The Nikon Df: a wildlife photographer's take.

I spent a few days already in Serawak, Malaysia, lugging around the 600mm f/4 attached to a Nikon Df. I am sweating my life to say the least, but it is worth it. 

 Quick note: The Df is so much better than the D7500. I am so glad that I sold it. 

upload.jpg

 Few notes from the depth of Borneo's jungle: the Nikon Df is truly a master piece of a camera: the tactile feeling is so nice and underrated! It is a new way for me to shoot for sure: I used to be an Aperture Priority mode guy for a decade. This camera changes that for me. I am now shooting in Manual, with only the auto-iso on. I adjust the ISO using the +- Exposure Compensation analog dial. I never have to go in the menu, or look at the screen. 

upload.jpg

Every options has an external command: muscle memory will be quick to learn with this body. 

 Check out my Instagram to see the latest pictures of monkeys! 

 An extremely rare flat-headed cat in Bako National Park, in Sarawak, Borneo island, Malaysia

An extremely rare flat-headed cat in Bako National Park, in Sarawak, Borneo island, Malaysia

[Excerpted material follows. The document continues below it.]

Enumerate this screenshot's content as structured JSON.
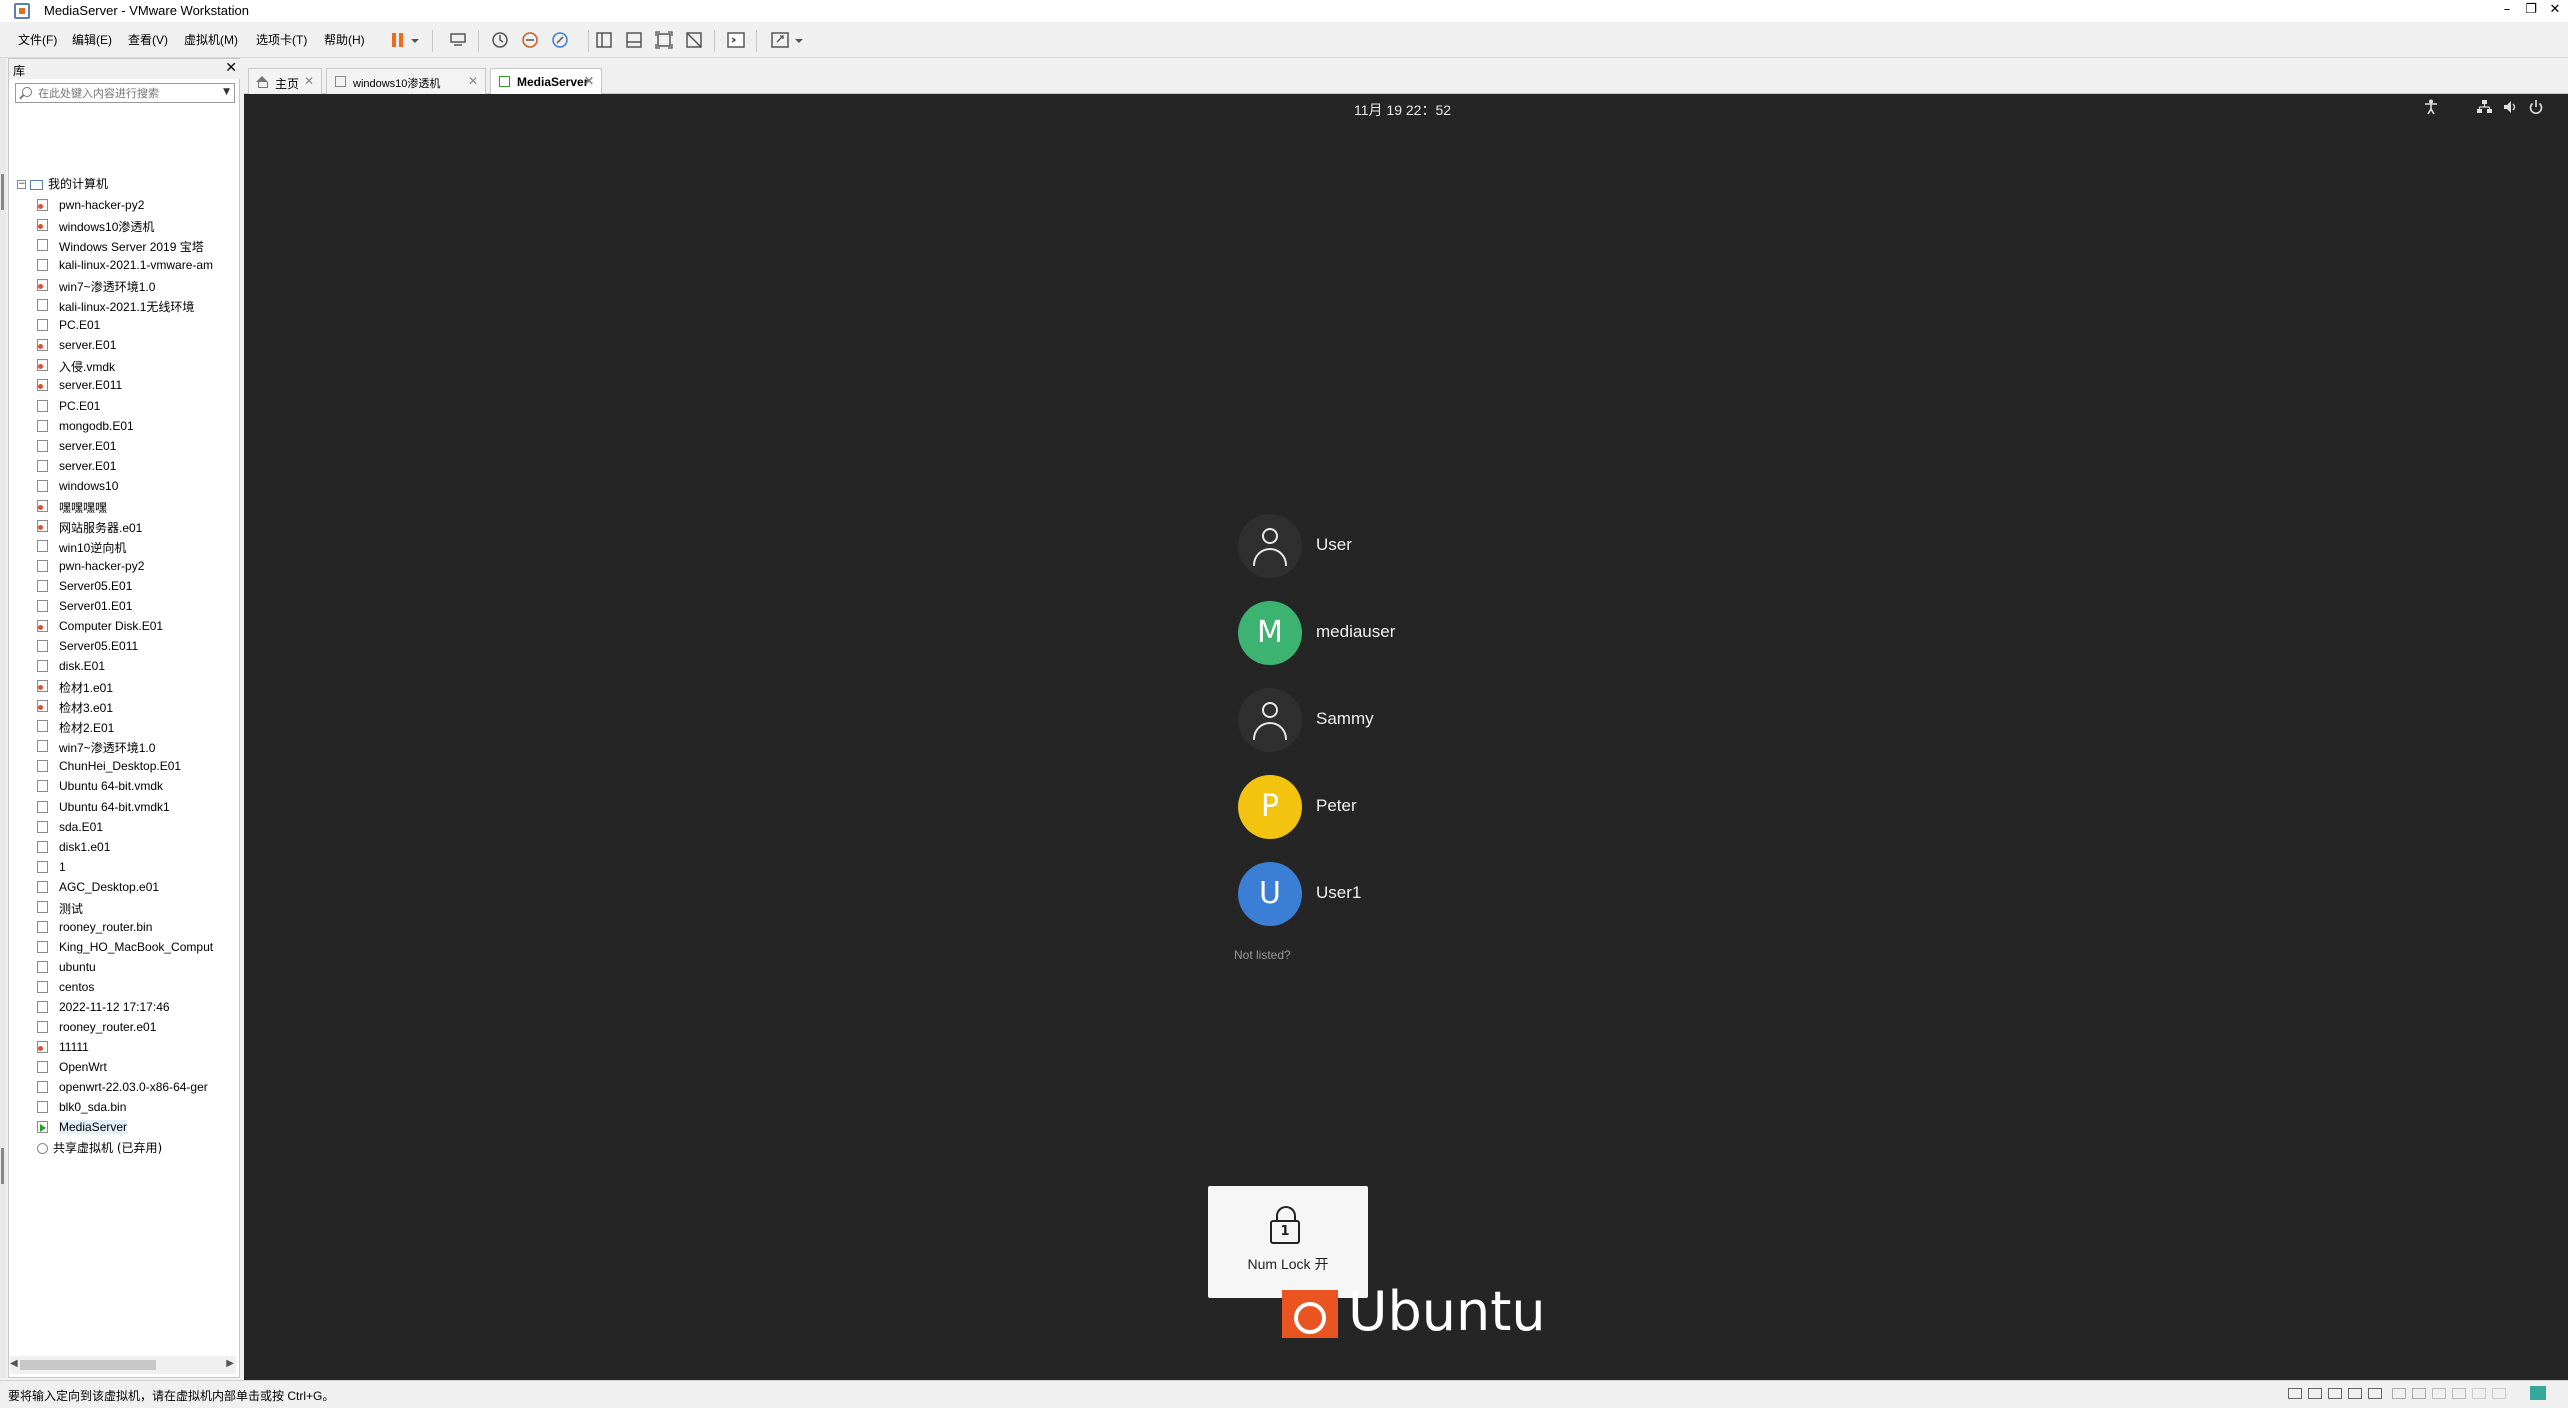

The picture above shows why DSLR still have a place on the market. No mirrorless would have been able to nail this shot above. It was extremely dark. Shot above was at ISO 6400. Underexposed of at least three stops (recovered in Lightroom). Set the Df at 1/1000 to avoid motion blur. The autofocus nailed it (the cat was in the dark). The combo 600mm f/4 VR Nano-crystal + Nikon Df is unbeatable. There’s no equivalent in the mirrorless. The Fuji 100-400mm would be at f/5.6 at full extend, and the phase detection of the Xt3 would have had trouble for sure focusing at in this setup. The Sony 400mm f/4.8 would probably have been fine. The Olympus 300mm f/4 would have been able, but god helps you if you want to shoot above ISO 800 on the latest M4/3 sensor (I had the Pen-F).

 ISO 3600, recovered of at least +2 stops on lightroom.

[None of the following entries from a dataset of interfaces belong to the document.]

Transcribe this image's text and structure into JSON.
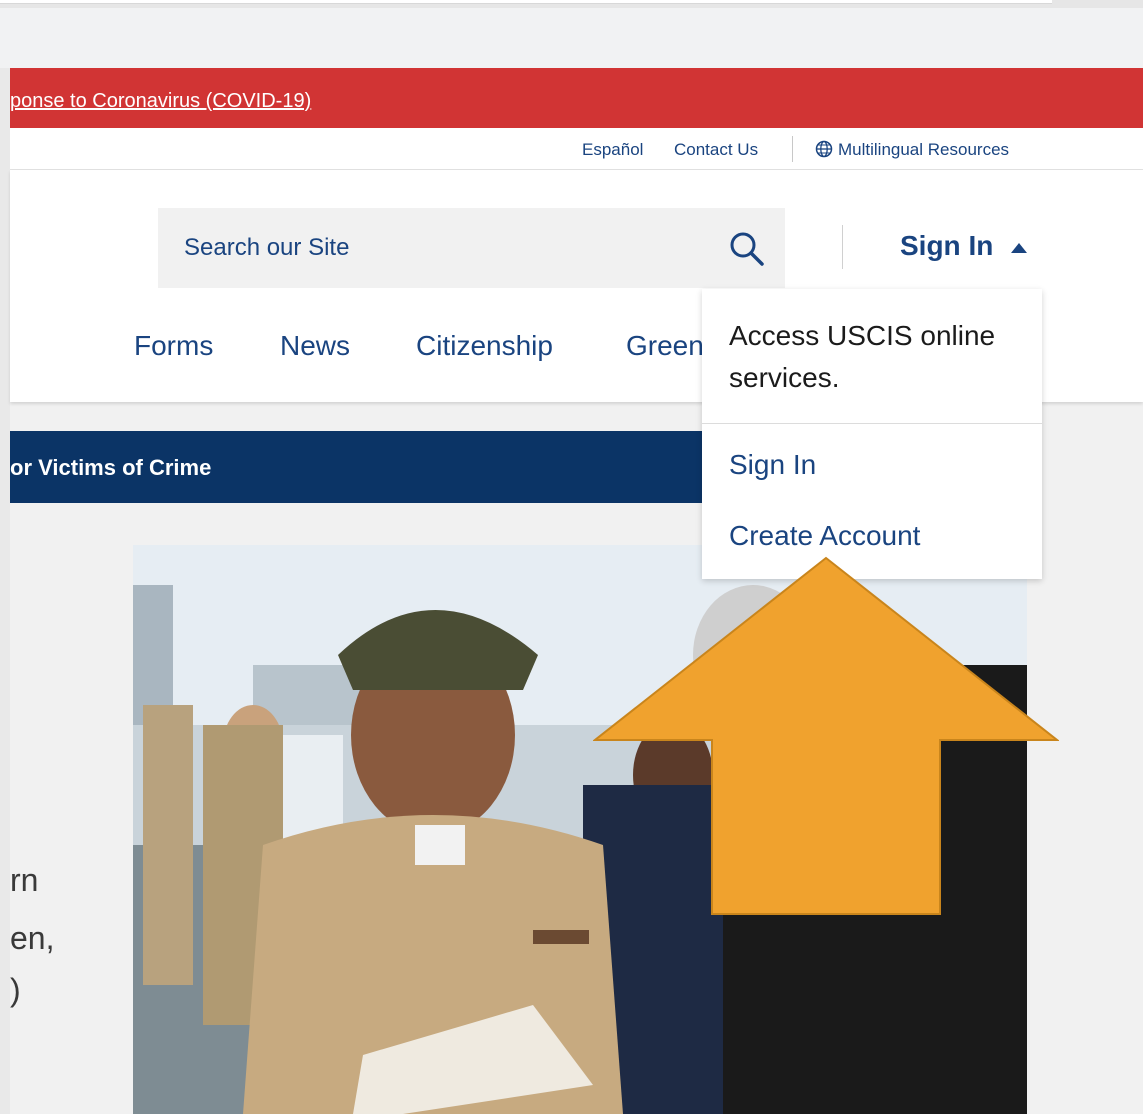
{
  "alert": {
    "text": "ponse to Coronavirus (COVID-19)",
    "bg_color": "#d13434"
  },
  "utility_nav": {
    "espanol": "Español",
    "contact": "Contact Us",
    "multilingual": "Multilingual Resources",
    "globe_icon": "globe-icon"
  },
  "search": {
    "placeholder": "Search our Site",
    "icon": "search-icon"
  },
  "signin": {
    "label": "Sign In",
    "icon": "caret-up-icon"
  },
  "main_nav": {
    "items": [
      "Forms",
      "News",
      "Citizenship",
      "Green"
    ]
  },
  "banner": {
    "text": "or Victims of Crime",
    "bg_color": "#0b3466"
  },
  "dropdown": {
    "description": "Access USCIS online services.",
    "signin_link": "Sign In",
    "create_account_link": "Create Account"
  },
  "partial_body_text": [
    "rn",
    "en,",
    ")"
  ],
  "accent_color": "#1a4480",
  "arrow_color": "#f0a22e"
}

ISO 3600, recovered of at least +2 stops on lightroom.